■ Problem statement
Copy out the data that follows exactly, leaving out no line.

(Page and application data records)
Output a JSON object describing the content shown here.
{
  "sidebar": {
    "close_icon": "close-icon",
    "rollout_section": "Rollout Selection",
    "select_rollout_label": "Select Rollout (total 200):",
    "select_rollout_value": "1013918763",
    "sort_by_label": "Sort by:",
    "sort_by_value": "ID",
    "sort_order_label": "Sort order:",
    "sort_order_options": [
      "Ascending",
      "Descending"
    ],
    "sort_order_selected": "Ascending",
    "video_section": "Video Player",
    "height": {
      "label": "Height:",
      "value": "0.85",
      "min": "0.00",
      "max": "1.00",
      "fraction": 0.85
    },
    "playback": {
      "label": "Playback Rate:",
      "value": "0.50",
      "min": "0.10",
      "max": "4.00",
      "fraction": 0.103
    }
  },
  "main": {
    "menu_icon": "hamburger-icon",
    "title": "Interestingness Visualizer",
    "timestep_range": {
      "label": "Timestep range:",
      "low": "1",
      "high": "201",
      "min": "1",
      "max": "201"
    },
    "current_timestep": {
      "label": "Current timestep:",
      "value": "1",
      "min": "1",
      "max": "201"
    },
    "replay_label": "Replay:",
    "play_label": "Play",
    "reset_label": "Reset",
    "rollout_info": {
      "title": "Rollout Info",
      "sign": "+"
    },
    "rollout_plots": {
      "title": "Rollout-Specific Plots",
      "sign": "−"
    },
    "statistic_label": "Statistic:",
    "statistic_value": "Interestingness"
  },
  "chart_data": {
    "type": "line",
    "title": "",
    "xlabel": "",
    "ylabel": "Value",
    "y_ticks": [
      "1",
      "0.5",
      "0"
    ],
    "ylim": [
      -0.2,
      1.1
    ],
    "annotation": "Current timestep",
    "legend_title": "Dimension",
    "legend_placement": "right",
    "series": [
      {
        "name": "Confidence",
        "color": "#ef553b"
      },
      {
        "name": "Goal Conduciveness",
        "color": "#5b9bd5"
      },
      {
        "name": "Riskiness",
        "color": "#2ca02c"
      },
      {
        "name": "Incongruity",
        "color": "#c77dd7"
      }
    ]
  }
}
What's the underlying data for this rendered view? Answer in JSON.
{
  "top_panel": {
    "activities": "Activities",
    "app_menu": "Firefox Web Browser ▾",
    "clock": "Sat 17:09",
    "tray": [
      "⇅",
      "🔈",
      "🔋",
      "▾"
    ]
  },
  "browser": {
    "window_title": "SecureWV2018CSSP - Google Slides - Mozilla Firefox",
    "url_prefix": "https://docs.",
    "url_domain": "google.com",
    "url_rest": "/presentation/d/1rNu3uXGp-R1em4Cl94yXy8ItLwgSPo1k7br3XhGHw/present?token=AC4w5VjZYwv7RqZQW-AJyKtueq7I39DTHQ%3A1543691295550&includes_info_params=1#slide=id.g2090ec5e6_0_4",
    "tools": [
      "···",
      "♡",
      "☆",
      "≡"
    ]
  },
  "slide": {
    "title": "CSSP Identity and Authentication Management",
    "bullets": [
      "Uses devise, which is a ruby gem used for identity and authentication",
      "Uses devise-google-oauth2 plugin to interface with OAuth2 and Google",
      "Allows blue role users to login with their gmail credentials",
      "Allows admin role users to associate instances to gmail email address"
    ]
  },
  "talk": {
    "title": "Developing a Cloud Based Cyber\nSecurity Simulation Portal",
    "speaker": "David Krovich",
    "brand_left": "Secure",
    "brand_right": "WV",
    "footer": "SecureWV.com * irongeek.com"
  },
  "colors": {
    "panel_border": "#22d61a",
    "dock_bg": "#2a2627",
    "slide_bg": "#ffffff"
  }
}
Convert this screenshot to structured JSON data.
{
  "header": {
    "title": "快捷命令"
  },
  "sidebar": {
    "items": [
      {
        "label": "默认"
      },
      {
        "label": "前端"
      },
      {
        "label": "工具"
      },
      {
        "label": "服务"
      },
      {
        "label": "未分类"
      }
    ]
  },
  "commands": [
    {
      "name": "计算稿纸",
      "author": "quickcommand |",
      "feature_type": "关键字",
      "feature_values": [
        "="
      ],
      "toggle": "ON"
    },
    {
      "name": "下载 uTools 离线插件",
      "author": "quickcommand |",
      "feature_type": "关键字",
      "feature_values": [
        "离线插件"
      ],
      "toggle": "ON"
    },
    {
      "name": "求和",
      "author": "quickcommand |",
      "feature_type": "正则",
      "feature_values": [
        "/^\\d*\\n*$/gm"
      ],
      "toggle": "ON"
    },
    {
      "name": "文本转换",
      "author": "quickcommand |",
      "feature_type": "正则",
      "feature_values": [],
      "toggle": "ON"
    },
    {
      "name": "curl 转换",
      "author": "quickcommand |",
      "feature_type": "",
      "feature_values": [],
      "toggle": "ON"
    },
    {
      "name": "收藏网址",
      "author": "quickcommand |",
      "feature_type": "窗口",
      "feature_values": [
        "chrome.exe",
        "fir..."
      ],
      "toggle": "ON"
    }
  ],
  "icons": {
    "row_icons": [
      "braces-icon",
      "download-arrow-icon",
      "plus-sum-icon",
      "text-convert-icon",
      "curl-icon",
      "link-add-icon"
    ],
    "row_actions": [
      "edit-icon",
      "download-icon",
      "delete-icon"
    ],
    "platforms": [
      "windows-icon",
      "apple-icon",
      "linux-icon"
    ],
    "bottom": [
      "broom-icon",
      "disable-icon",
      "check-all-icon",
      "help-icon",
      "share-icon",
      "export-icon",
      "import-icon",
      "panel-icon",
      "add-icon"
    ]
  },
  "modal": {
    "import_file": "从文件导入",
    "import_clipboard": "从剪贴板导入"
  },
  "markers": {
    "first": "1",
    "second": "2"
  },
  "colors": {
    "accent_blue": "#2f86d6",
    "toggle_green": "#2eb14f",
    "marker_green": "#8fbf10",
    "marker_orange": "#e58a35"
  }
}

■ Answer area
Output a JSON object describing the content shown here.
{
  "sidebar": {
    "close_icon": "close-icon",
    "rollout_section": "Rollout Selection",
    "select_rollout_label": "Select Rollout (total 200):",
    "select_rollout_value": "1013918763",
    "sort_by_label": "Sort by:",
    "sort_by_value": "ID",
    "sort_order_label": "Sort order:",
    "sort_order_options": [
      "Ascending",
      "Descending"
    ],
    "sort_order_selected": "Ascending",
    "video_section": "Video Player",
    "height": {
      "label": "Height:",
      "value": "0.85",
      "min": "0.00",
      "max": "1.00",
      "fraction": 0.85
    },
    "playback": {
      "label": "Playback Rate:",
      "value": "0.50",
      "min": "0.10",
      "max": "4.00",
      "fraction": 0.103
    }
  },
  "main": {
    "menu_icon": "hamburger-icon",
    "title": "Interestingness Visualizer",
    "timestep_range": {
      "label": "Timestep range:",
      "low": "1",
      "high": "201",
      "min": "1",
      "max": "201"
    },
    "current_timestep": {
      "label": "Current timestep:",
      "value": "1",
      "min": "1",
      "max": "201"
    },
    "replay_label": "Replay:",
    "play_label": "Play",
    "reset_label": "Reset",
    "rollout_info": {
      "title": "Rollout Info",
      "sign": "+"
    },
    "rollout_plots": {
      "title": "Rollout-Specific Plots",
      "sign": "−"
    },
    "statistic_label": "Statistic:",
    "statistic_value": "Interestingness"
  },
  "chart_data": {
    "type": "line",
    "title": "",
    "xlabel": "",
    "ylabel": "Value",
    "y_ticks": [
      "1",
      "0.5",
      "0"
    ],
    "ylim": [
      -0.2,
      1.1
    ],
    "annotation": "Current timestep",
    "legend_title": "Dimension",
    "legend_placement": "right",
    "series": [
      {
        "name": "Confidence",
        "color": "#ef553b"
      },
      {
        "name": "Goal Conduciveness",
        "color": "#5b9bd5"
      },
      {
        "name": "Riskiness",
        "color": "#2ca02c"
      },
      {
        "name": "Incongruity",
        "color": "#c77dd7"
      }
    ]
  }
}
What's the underlying data for this rendered view? Answer in JSON.
{
  "top_panel": {
    "activities": "Activities",
    "app_menu": "Firefox Web Browser ▾",
    "clock": "Sat 17:09",
    "tray": [
      "⇅",
      "🔈",
      "🔋",
      "▾"
    ]
  },
  "browser": {
    "window_title": "SecureWV2018CSSP - Google Slides - Mozilla Firefox",
    "url_prefix": "https://docs.",
    "url_domain": "google.com",
    "url_rest": "/presentation/d/1rNu3uXGp-R1em4Cl94yXy8ItLwgSPo1k7br3XhGHw/present?token=AC4w5VjZYwv7RqZQW-AJyKtueq7I39DTHQ%3A1543691295550&includes_info_params=1#slide=id.g2090ec5e6_0_4",
    "tools": [
      "···",
      "♡",
      "☆",
      "≡"
    ]
  },
  "slide": {
    "title": "CSSP Identity and Authentication Management",
    "bullets": [
      "Uses devise, which is a ruby gem used for identity and authentication",
      "Uses devise-google-oauth2 plugin to interface with OAuth2 and Google",
      "Allows blue role users to login with their gmail credentials",
      "Allows admin role users to associate instances to gmail email address"
    ]
  },
  "talk": {
    "title": "Developing a Cloud Based Cyber\nSecurity Simulation Portal",
    "speaker": "David Krovich",
    "brand_left": "Secure",
    "brand_right": "WV",
    "footer": "SecureWV.com * irongeek.com"
  },
  "colors": {
    "panel_border": "#22d61a",
    "dock_bg": "#2a2627",
    "slide_bg": "#ffffff"
  }
}
Convert this screenshot to structured JSON data.
{
  "header": {
    "title": "快捷命令"
  },
  "sidebar": {
    "items": [
      {
        "label": "默认"
      },
      {
        "label": "前端"
      },
      {
        "label": "工具"
      },
      {
        "label": "服务"
      },
      {
        "label": "未分类"
      }
    ]
  },
  "commands": [
    {
      "name": "计算稿纸",
      "author": "quickcommand |",
      "feature_type": "关键字",
      "feature_values": [
        "="
      ],
      "toggle": "ON"
    },
    {
      "name": "下载 uTools 离线插件",
      "author": "quickcommand |",
      "feature_type": "关键字",
      "feature_values": [
        "离线插件"
      ],
      "toggle": "ON"
    },
    {
      "name": "求和",
      "author": "quickcommand |",
      "feature_type": "正则",
      "feature_values": [
        "/^\\d*\\n*$/gm"
      ],
      "toggle": "ON"
    },
    {
      "name": "文本转换",
      "author": "quickcommand |",
      "feature_type": "正则",
      "feature_values": [],
      "toggle": "ON"
    },
    {
      "name": "curl 转换",
      "author": "quickcommand |",
      "feature_type": "",
      "feature_values": [],
      "toggle": "ON"
    },
    {
      "name": "收藏网址",
      "author": "quickcommand |",
      "feature_type": "窗口",
      "feature_values": [
        "chrome.exe",
        "fir..."
      ],
      "toggle": "ON"
    }
  ],
  "icons": {
    "row_icons": [
      "braces-icon",
      "download-arrow-icon",
      "plus-sum-icon",
      "text-convert-icon",
      "curl-icon",
      "link-add-icon"
    ],
    "row_actions": [
      "edit-icon",
      "download-icon",
      "delete-icon"
    ],
    "platforms": [
      "windows-icon",
      "apple-icon",
      "linux-icon"
    ],
    "bottom": [
      "broom-icon",
      "disable-icon",
      "check-all-icon",
      "help-icon",
      "share-icon",
      "export-icon",
      "import-icon",
      "panel-icon",
      "add-icon"
    ]
  },
  "modal": {
    "import_file": "从文件导入",
    "import_clipboard": "从剪贴板导入"
  },
  "markers": {
    "first": "1",
    "second": "2"
  },
  "colors": {
    "accent_blue": "#2f86d6",
    "toggle_green": "#2eb14f",
    "marker_green": "#8fbf10",
    "marker_orange": "#e58a35"
  }
}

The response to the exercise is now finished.